▸ What is being asked:
Wherever the word "Downloading" appears in a line of the records, copy that line.

(Component data from apps and pages)
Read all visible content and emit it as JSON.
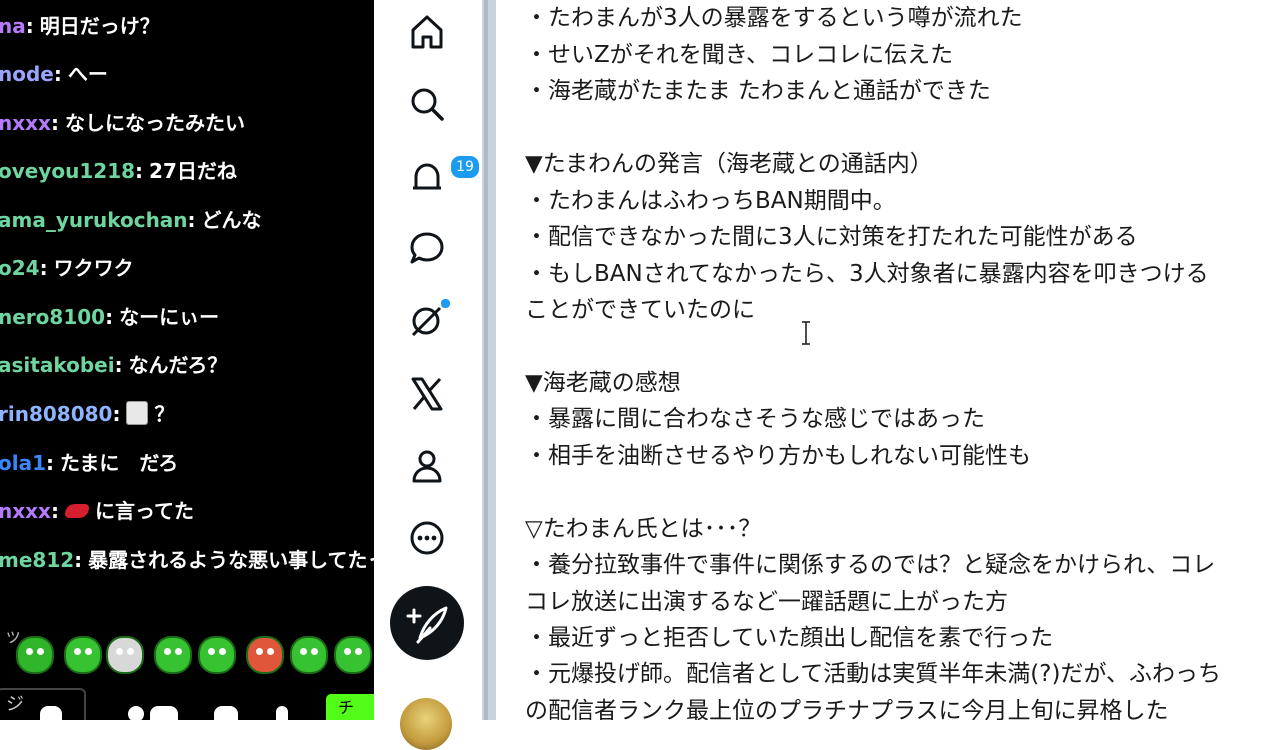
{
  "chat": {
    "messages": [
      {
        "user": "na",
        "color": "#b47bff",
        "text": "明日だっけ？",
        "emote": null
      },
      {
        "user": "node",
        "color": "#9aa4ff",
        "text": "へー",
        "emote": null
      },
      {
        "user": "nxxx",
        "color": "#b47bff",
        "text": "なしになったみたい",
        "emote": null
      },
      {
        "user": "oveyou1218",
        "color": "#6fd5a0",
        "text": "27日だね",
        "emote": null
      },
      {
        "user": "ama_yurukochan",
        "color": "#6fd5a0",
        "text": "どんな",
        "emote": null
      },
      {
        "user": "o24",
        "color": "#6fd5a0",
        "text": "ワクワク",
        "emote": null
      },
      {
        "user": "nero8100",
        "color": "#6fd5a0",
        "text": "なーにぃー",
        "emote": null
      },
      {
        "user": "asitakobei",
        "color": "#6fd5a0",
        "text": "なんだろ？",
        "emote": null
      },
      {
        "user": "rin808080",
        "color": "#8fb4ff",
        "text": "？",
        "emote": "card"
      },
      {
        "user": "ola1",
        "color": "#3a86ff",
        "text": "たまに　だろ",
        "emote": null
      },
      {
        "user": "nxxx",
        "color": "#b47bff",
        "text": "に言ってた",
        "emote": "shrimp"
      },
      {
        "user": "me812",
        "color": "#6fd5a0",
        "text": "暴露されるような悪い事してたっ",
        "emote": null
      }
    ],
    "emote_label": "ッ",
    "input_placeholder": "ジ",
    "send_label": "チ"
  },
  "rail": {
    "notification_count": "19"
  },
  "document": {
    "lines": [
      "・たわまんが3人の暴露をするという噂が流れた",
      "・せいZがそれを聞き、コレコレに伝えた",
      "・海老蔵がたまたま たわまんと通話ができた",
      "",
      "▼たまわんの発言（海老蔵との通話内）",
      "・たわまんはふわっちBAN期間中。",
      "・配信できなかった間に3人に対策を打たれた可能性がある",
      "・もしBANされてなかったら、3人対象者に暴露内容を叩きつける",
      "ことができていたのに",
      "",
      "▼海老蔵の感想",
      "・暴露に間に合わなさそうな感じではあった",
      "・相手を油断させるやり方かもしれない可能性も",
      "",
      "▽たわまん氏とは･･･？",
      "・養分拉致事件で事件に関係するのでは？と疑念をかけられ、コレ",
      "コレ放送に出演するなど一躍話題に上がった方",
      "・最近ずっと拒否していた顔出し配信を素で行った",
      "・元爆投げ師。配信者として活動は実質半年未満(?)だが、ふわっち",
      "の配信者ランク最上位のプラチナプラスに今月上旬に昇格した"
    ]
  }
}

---

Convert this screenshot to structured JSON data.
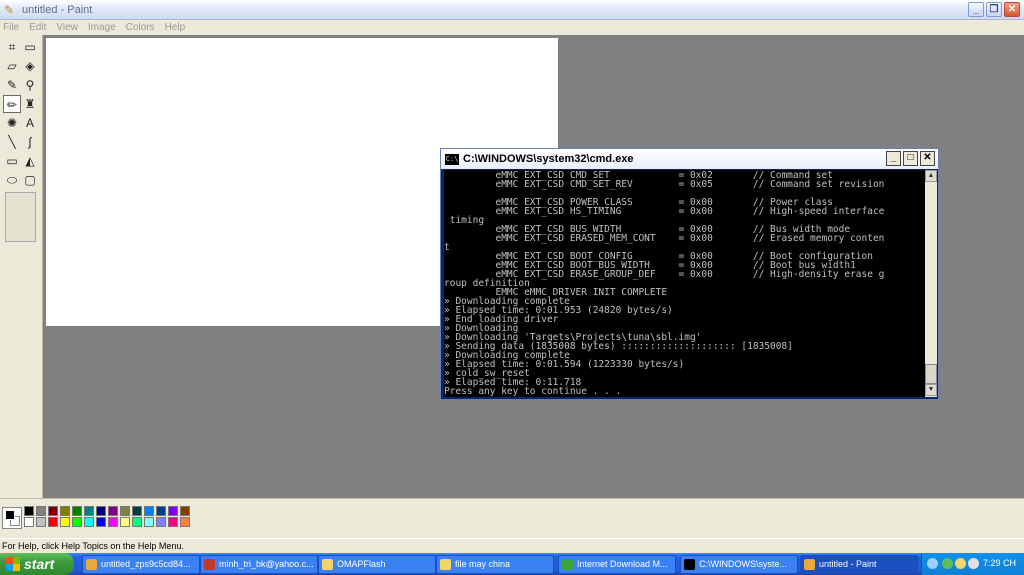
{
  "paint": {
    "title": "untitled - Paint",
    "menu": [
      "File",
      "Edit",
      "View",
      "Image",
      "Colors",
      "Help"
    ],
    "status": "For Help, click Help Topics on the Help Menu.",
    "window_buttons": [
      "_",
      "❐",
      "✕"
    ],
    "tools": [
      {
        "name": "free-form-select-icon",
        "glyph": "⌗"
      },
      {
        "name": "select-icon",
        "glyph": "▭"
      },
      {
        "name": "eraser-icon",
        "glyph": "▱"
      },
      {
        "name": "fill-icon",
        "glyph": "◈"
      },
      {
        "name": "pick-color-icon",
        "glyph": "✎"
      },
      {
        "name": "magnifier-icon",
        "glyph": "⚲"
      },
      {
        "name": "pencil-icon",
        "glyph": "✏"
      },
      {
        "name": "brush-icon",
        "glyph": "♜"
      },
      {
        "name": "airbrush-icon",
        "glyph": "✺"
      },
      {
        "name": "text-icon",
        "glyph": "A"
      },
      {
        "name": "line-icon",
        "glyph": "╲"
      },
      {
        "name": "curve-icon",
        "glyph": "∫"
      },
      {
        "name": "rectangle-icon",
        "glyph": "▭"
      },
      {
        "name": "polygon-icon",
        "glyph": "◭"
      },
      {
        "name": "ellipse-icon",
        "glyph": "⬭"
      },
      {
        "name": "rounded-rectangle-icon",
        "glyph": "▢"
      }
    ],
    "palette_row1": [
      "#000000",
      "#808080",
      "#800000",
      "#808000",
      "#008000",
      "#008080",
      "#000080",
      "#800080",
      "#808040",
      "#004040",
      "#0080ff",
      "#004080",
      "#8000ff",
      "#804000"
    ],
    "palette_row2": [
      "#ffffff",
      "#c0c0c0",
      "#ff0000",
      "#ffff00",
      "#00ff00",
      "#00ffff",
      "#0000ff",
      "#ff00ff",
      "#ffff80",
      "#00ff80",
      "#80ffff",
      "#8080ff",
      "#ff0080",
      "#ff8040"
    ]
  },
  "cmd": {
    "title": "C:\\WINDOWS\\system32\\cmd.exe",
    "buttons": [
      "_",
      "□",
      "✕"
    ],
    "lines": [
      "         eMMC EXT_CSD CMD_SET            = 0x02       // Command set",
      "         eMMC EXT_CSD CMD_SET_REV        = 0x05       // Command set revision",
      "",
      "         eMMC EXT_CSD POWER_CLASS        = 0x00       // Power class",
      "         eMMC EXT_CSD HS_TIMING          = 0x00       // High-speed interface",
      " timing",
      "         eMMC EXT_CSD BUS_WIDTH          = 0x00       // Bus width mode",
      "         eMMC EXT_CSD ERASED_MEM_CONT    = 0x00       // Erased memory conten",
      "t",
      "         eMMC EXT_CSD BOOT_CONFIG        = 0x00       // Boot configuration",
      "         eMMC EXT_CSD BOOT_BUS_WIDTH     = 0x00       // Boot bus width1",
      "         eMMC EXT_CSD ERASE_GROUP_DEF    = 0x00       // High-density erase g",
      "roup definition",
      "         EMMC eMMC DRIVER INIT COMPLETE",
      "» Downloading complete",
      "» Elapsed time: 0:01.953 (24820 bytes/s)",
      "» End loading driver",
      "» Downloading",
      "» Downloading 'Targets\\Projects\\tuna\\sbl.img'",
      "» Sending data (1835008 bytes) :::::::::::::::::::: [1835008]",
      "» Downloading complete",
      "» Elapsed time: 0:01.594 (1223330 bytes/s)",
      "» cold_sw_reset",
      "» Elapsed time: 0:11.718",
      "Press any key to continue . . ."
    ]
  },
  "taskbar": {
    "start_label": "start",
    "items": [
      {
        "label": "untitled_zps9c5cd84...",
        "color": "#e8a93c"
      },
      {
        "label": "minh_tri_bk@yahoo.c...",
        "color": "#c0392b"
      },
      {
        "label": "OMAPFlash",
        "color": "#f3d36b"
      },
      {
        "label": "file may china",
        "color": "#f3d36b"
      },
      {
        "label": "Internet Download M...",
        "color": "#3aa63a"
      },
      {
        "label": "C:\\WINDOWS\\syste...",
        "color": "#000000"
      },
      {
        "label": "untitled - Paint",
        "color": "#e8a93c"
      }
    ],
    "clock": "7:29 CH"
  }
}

▸ Written answer:
      "» Downloading complete",
      "» Downloading",
      "» Downloading 'Targets\\Projects\\tuna\\sbl.img'",
      "» Downloading complete",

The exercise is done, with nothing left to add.